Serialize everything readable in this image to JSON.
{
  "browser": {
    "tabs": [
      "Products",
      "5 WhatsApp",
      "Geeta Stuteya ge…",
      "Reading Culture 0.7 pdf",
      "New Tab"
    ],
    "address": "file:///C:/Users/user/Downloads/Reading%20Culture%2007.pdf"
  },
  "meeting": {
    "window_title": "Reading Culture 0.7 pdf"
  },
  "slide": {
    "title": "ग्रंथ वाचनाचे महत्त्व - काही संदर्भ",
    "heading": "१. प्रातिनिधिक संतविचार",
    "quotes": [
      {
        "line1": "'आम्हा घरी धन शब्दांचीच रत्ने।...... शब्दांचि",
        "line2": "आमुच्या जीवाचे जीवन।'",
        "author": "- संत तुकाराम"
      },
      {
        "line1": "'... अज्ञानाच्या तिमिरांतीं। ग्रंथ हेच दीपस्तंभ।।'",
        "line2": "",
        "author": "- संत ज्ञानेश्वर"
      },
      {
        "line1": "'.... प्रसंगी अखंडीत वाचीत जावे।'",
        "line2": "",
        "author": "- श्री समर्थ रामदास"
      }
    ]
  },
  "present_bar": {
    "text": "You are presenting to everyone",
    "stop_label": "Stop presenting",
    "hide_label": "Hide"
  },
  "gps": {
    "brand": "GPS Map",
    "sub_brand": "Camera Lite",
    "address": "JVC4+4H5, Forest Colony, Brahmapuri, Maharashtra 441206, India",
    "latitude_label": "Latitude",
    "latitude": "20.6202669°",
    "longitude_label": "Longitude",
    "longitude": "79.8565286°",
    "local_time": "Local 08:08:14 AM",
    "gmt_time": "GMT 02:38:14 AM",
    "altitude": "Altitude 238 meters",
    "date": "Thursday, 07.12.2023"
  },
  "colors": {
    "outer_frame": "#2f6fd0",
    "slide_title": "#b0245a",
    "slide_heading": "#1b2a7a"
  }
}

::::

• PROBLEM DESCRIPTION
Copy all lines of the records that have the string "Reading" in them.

• PROBLEM SOLUTION
      "Reading Culture 0.7 pdf",
    "address": "file:///C:/Users/user/Downloads/Reading%20Culture%2007.pdf"
    "window_title": "Reading Culture 0.7 pdf"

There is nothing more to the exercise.